The International Press Institute (IPI) today condemned the detention and intimidation of journalist Antonis Rigopoulos as he was covering a recent protest in the Greek capital Athens and called on the Interior Ministry and the Hellenic Police to ensure all officers are trained not to hinder the work of the media.

IPI, a global network of editors, media executives and leading journalists for press freedom, raised concern that, according to reports, officers repeatedly refused to acknowledge the reporter’s “press” ID when it was presented. IPI called for an internal investigation into the alleged abuse and intimidation suffered by Rigopoulos while he was held in a police station.

The detention took place at around 3 pm on November 17 when Rigopoulos, who works for the media outlets Documento and, was covering a rally in commemoration of the 1973 Polytechnic University student uprising against the military dictatorship.

As the journalist was documenting the arrest of protesters at the intersection of Theodore Diligiannis and Samoa streets, he was approached by traffic police officers, according to media reports and representatives from Documento who spoke to IPI.

Despite the fact that Rigopoulos was wearing a full gas mask, which he said he was using to protect against the tear gas which had earlier been fired to disperse protesters, police tried to fine him €300 under COVID-19 regulations for not wearing a surgical mask.

The officers then brought him to the headquarters of the Traffic Police where Rigopoulos claims they addressed him in a threatening and abusive manner in an attempt to provoke him. He later reported that one officer pushed him forcefully into a chair and shouted aggressively in his face.

Rigopoulos added that officers repeatedly refused to acknowledge his journalistic ID and took his national ID off him for about half an hour. Documento, which later condemned the police’s actions, reported that Rigopoulos refused to pay the fine imposed on him and was eventually released without charges.

“The unjustified detention of Antonis Rigopoulos was an unacceptable attempt to harass reporters covering the protests and a clear attack on press freedom”, IPI Deputy Director Scott Griffen said. “Sadly, this isn’t an isolated incident. In recent weeks, we’ve seen police in Greece use arbitrary detentions and threats of fines and charges to intimidate journalists covering sensitive topics.

“The Hellenic Police and the Greek Interior Ministry must take concrete action to make sure all police are trained not to hinder the work of the media as part of their domestic and international obligations in terms of freedom of expression and protection and safety of journalists.”
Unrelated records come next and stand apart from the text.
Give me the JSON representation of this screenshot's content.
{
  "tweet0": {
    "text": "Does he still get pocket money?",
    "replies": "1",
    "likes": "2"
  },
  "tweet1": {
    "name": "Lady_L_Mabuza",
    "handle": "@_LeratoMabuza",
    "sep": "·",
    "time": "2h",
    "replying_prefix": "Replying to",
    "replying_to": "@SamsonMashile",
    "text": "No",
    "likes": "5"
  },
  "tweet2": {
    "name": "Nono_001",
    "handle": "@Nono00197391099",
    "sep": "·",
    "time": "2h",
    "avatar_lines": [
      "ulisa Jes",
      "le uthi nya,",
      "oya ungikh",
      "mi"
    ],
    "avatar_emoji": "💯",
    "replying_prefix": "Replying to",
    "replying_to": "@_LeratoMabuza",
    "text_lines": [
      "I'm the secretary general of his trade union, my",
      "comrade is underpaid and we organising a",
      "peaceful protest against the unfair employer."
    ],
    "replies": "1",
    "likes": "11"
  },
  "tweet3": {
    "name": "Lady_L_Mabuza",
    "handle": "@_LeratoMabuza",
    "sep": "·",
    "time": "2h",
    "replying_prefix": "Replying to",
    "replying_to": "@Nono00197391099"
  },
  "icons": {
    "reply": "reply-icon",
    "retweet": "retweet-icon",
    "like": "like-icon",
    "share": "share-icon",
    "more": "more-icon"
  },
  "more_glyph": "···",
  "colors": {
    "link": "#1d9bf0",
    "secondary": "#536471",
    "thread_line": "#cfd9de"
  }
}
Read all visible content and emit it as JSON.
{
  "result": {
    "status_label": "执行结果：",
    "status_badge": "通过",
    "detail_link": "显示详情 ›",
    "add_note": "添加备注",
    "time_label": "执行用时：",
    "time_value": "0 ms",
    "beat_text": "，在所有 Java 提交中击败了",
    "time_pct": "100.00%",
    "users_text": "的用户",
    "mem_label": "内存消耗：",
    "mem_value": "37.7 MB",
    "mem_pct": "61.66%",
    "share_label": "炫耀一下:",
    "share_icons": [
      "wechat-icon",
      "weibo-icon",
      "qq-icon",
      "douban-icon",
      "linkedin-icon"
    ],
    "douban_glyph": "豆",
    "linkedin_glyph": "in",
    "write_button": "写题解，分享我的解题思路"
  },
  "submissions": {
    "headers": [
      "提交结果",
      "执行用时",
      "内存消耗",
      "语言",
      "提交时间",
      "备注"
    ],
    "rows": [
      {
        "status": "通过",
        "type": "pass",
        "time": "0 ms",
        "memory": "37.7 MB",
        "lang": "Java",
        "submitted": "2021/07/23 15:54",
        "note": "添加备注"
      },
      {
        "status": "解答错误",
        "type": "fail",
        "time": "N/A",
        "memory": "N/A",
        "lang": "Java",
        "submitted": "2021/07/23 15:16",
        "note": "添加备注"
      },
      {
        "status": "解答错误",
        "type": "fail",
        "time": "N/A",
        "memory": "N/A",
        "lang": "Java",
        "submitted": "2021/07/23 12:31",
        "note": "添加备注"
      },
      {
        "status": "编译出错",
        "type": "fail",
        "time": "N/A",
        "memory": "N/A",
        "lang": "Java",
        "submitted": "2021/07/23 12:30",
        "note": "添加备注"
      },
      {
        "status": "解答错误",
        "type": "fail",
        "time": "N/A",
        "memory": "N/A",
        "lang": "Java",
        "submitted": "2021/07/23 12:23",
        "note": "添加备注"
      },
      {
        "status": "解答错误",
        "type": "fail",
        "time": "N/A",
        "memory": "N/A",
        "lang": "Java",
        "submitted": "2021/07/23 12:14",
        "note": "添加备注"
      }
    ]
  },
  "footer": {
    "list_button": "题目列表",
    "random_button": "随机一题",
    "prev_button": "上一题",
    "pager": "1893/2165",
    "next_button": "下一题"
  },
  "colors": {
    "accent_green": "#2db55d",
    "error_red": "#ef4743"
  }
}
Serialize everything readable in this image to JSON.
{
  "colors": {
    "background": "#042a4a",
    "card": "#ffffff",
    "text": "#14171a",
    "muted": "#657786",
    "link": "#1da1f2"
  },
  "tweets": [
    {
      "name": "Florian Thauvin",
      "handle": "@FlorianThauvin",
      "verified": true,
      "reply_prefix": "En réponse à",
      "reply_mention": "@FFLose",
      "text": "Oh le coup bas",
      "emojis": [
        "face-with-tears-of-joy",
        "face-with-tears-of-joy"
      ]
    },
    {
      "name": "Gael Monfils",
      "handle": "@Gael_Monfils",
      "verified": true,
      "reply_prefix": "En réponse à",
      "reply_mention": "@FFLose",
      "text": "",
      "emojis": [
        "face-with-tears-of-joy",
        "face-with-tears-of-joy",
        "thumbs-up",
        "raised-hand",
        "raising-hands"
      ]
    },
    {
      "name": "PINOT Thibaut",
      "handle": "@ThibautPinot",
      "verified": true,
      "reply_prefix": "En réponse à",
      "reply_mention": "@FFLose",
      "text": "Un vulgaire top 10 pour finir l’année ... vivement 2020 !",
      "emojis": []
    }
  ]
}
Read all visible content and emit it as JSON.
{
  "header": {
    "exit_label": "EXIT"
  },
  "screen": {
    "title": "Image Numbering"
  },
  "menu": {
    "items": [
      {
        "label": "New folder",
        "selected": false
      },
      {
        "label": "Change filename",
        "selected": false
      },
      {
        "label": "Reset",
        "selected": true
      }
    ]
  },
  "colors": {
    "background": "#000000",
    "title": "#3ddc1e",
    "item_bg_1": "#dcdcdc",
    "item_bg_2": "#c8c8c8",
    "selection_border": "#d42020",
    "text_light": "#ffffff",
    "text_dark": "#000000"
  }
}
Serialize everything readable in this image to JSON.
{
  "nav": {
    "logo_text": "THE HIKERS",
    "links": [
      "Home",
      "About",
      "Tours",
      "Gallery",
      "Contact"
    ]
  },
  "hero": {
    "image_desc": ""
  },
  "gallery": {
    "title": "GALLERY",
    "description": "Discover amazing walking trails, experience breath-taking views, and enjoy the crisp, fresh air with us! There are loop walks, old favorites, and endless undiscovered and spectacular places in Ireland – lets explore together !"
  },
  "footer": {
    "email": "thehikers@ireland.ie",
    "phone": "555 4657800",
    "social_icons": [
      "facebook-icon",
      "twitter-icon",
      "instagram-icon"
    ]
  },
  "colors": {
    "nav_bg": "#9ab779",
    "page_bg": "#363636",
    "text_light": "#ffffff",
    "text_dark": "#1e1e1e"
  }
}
He added: “Ironically, this comes just as Greece signed a communique as part of the Media Freedom Coalition expressing concern about arrests of journalists and attacks on media freedom worldwide. It’s clear that the Greek government needs to put these principles and pledges into action at home first.”

The Board of Directors of the Journalists’ Union of Athens Daily Newspapers also condemned the incident and called on police not to prevent journalists from exercising their right to inform the public.

Pattern of attacks

During the same protest in Athens another Documento journalist, Marios Aravantinos, reported that he was reporting on arrests by police one riot officer shouted at him “What are you filming?” and then hit him on the left shoulder. According to reports, he said that another pushed him with a riot shield and the other hit him in an attempt to knock the phone out of his hand.

It is the second time in a matter of weeks that IPI has denounced the Greek police’s harassment of journalists. In October, a German media crew making a film about climate-induced migration on the island of Samos were detained for seven hours under vague threats of “espionage” charges, unnecessarily strip searched and repeatedly denied access to a lawyer.

Other intentional media have also faced similar acts of obstruction from Greek police in recent months. For five days starting on September 9, journalists and photographers on the Greek island of Lesbos were intermittently restricted for no reason from reporting from an area where thousands of refugees and asylum seekers had been living on the roadside without accommodation or sanitation.

On other occasions journalists faced physical violence from police. On August 9, Turkish-Kurdish journalists Çağdaş Kaplan and Bercem Mordeniz were detained and later racially abused by police while being held without charge for around eight hours, after they had tried to report on the arrest of a man in Athens. The medical report indicated that violence used against them during their arrest.

In another incident on 15 July, police in riot gear harassed and intimidated photojournalists covering an anti-fascist demonstration in the Greek capital Athens.


This statement by IPI is part of the Media Freedom Rapid Response (MFRR), a Europe-wide mechanism which tracks, monitors and responds to violations of press and media freedom in EU Member States and Candidate Countries.